12. Get “Wi-Fied.” Just because you are no longer paying a carrier for your old phone does not mean you cannot use it to make calls. If the phone has Wi-Fi capability, you can bypass the carrier and use a Voice over Internet Protocol (VoIP) service such as Skype. Also, the phone, combined with a tool such as Skype, can be used as a video chat terminal.
Give It a Higher Purpose
Your old mobile device might have a life that goes beyond you. Other people can make good use of an outdated phone. (Remember to wipe the phone’s memory with a factory reset, and remove any SD or SIM cards you may have installed before giving it away.) Here are some ways to get it to another user’s hands:
13. Donate it. Many nonprofit groups gladly accept old cellular and smartphones. Stores such as Goodwill use them as training tools for budding smartphone repair technicians. Companies like BYO Wireless repurpose them as low-cost, prepaid phones for the elderly, while Cell Phones for Soldiers provides free talk time to troops stationed overseas. And public shelters, such as those for victims of domestic violence, offer them as emergency contact devices. (The donation is tax deductible, but remember that the amount is based on the phone’s actual market value.) Need to know where to go? Try the American Cell Phone Drive site for a list of local organizations that need handhelds.
14. Pass it along to family or a friend. You may not need your old smartphone anymore, but a friend or relative might be able to use it. That iPhone 4 could be a perfectly fine first phone for a child during a vacation to a theme park. Or, a mid-2000s era flip phone might be just low-tech enough for your technophobic grandparent to handle. Remember that the lucky recipient (or you) may need to take on a new one- or two-year commitment with a wireless carrier. Certain carriers, such as AT&T and Verizon, let you transfer your existing contract — phone and all — to a third party.
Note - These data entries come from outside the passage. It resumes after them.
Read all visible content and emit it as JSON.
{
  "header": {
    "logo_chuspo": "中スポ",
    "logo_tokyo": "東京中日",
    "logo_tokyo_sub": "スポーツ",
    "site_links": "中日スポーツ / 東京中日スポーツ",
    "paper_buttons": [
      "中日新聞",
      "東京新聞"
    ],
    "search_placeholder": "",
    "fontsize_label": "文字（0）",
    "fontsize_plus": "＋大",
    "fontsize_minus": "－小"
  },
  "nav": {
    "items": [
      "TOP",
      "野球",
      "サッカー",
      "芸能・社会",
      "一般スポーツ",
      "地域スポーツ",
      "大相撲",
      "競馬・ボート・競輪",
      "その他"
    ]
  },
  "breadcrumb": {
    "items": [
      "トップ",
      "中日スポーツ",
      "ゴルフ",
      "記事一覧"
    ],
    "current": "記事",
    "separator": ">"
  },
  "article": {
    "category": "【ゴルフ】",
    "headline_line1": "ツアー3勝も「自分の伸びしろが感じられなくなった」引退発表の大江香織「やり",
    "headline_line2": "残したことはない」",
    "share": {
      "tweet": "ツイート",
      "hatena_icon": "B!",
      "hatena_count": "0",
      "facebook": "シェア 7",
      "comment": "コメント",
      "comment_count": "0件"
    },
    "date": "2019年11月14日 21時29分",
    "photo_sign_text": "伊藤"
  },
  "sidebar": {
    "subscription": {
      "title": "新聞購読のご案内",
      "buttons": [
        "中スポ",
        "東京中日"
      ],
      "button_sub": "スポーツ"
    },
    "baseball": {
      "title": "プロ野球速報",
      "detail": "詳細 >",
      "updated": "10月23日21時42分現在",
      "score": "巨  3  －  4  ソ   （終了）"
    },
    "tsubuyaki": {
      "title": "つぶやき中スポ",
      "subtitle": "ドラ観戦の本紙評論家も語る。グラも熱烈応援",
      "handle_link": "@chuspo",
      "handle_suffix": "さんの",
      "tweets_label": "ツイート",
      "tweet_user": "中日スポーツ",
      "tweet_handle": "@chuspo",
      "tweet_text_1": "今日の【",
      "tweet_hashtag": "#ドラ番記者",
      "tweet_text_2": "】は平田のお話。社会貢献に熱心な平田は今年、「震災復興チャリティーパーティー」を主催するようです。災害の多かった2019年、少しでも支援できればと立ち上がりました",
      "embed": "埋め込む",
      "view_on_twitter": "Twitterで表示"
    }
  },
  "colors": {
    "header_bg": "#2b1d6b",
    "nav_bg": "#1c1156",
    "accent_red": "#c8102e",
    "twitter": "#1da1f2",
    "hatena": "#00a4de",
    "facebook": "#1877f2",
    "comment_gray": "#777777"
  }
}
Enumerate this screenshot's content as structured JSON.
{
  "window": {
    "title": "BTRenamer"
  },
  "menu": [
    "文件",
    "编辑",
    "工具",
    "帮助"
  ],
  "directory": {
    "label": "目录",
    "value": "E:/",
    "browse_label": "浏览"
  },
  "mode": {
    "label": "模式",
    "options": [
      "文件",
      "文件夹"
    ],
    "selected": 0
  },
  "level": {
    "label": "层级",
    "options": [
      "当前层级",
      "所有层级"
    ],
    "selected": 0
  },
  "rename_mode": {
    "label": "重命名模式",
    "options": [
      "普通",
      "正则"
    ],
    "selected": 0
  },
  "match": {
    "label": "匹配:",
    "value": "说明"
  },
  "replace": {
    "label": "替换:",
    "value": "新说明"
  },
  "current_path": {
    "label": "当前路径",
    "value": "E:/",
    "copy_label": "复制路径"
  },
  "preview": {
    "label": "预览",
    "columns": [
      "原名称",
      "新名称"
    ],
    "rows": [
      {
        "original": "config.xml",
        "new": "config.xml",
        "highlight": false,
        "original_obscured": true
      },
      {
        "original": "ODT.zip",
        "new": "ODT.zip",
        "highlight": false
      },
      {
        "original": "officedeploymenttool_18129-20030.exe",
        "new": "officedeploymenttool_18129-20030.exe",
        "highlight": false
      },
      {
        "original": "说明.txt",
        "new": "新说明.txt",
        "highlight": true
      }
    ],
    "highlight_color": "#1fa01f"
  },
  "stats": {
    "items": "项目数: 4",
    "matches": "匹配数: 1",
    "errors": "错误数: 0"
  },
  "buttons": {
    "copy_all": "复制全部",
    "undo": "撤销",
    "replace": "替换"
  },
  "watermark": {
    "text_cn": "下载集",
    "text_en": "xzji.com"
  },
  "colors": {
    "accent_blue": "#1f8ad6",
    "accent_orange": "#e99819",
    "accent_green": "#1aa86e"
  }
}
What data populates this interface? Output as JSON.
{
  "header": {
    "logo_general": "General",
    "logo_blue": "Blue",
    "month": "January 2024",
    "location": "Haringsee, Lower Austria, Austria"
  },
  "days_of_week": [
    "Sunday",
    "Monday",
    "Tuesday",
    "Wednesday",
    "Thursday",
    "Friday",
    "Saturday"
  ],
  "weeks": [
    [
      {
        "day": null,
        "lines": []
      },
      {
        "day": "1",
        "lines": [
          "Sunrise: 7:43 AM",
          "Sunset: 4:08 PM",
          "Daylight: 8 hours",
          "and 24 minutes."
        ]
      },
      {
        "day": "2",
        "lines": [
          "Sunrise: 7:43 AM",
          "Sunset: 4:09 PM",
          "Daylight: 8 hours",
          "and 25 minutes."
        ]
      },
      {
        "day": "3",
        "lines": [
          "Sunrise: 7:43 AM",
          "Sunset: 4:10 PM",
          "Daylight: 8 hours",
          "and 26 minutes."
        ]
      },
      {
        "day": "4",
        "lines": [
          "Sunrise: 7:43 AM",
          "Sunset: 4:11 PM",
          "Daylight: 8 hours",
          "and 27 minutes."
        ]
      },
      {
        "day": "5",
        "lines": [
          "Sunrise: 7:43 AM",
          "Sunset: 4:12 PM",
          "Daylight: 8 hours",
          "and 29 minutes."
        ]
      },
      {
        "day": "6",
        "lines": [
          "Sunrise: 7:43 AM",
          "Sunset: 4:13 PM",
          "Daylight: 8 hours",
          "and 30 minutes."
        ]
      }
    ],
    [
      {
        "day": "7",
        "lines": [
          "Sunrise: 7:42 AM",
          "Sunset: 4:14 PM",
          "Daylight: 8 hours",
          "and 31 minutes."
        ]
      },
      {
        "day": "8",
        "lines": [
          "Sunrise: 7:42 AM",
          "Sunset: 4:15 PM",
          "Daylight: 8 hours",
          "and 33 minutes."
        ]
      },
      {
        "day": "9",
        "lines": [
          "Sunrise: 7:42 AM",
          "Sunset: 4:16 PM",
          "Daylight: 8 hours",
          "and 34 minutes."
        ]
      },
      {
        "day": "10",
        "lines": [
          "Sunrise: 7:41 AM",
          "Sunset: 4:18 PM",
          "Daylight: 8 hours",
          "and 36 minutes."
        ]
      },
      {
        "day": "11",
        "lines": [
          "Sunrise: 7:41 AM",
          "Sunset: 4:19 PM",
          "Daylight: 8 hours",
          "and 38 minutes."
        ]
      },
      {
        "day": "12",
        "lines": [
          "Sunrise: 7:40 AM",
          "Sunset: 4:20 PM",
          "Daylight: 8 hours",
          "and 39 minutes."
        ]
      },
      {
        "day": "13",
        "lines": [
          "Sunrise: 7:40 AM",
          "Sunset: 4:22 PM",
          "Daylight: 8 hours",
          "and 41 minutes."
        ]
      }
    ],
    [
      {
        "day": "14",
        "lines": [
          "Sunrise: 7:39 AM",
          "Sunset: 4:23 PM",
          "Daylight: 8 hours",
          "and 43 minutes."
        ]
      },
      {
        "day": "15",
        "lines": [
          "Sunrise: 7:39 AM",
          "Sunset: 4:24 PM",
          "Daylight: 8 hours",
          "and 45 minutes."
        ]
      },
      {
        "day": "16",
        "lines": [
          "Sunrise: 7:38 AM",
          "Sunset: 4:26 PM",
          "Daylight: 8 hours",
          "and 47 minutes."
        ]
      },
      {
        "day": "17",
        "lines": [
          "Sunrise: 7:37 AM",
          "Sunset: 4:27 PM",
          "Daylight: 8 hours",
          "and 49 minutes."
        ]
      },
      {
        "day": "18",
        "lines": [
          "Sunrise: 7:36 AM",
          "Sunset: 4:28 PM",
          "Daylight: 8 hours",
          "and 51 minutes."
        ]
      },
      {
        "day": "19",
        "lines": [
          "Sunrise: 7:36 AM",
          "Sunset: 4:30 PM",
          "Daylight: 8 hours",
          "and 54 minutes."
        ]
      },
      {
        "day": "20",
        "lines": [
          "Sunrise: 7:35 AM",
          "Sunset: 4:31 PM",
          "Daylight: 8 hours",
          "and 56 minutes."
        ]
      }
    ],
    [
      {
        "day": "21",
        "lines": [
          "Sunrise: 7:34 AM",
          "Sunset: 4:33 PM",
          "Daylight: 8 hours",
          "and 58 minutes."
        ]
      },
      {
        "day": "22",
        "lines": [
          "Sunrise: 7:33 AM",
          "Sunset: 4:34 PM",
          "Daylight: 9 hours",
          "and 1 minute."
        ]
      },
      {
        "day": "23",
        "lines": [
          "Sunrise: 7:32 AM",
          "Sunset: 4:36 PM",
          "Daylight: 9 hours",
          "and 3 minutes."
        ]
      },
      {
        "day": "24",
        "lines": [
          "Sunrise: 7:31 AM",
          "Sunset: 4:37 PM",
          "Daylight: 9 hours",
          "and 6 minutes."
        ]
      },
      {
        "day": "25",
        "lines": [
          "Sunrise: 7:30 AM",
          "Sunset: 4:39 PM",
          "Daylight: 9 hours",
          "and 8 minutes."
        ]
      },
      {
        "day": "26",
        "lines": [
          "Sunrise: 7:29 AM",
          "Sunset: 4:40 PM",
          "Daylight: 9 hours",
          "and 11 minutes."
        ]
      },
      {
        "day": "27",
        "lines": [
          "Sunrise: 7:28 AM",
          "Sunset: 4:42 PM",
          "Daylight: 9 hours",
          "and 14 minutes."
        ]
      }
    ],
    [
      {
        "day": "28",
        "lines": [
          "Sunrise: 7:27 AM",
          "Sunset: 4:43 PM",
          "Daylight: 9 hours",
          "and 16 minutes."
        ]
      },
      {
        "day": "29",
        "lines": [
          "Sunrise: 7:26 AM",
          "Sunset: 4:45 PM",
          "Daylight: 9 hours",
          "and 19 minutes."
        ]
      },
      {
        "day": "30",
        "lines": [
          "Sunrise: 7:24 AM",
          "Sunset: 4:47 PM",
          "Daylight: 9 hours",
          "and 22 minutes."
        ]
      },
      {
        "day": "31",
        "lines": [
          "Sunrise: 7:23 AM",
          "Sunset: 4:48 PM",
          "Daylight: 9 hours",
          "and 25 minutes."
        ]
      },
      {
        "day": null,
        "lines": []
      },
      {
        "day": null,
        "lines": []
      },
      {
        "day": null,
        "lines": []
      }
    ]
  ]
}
And there’s also the Wi-Fi access option, as long as the device has that capability.
15. Return it to your wireless carrier. Apple, Verizon, AT&T and other smartphone carriers feature various reuse and recycling programs in which the carrier will pay you for your old smartphone. Apple, for example, briefly offered up to $250 in gift cards for a “gently used” iPhone 5. Remember, however, that the longer you wait, the less your old phone is going to be worth. Of course, they may also take it off your hands if you buy a new smartphone from them.
16. Sell it. Your old smartphone can still be worth cold cash. Sites such as eBay, Amazon and Craigslist are great places to find a willing buyer, and probably the best way to get the most money for your old device. (Remember to adhere to all the cautionary measures about doing business over these sites.) Newer devices bring the highest prices, but don’t forget about the value of accessories such as cases, headsets, and chargers. There are also private businesses that will buy any working phone for a few dollars.
17. Recycle it. To keep old phones from simply being thrown in the trash (and causing an environmental hazard), there are numerous public locales that accept the devices for recycling. These include office supply stores, electronics stores, “big box” markets, public libraries, college bookstores and some supermarkets. Just drop the phone in the properly labeled bin and you’re done with it. (Intel news)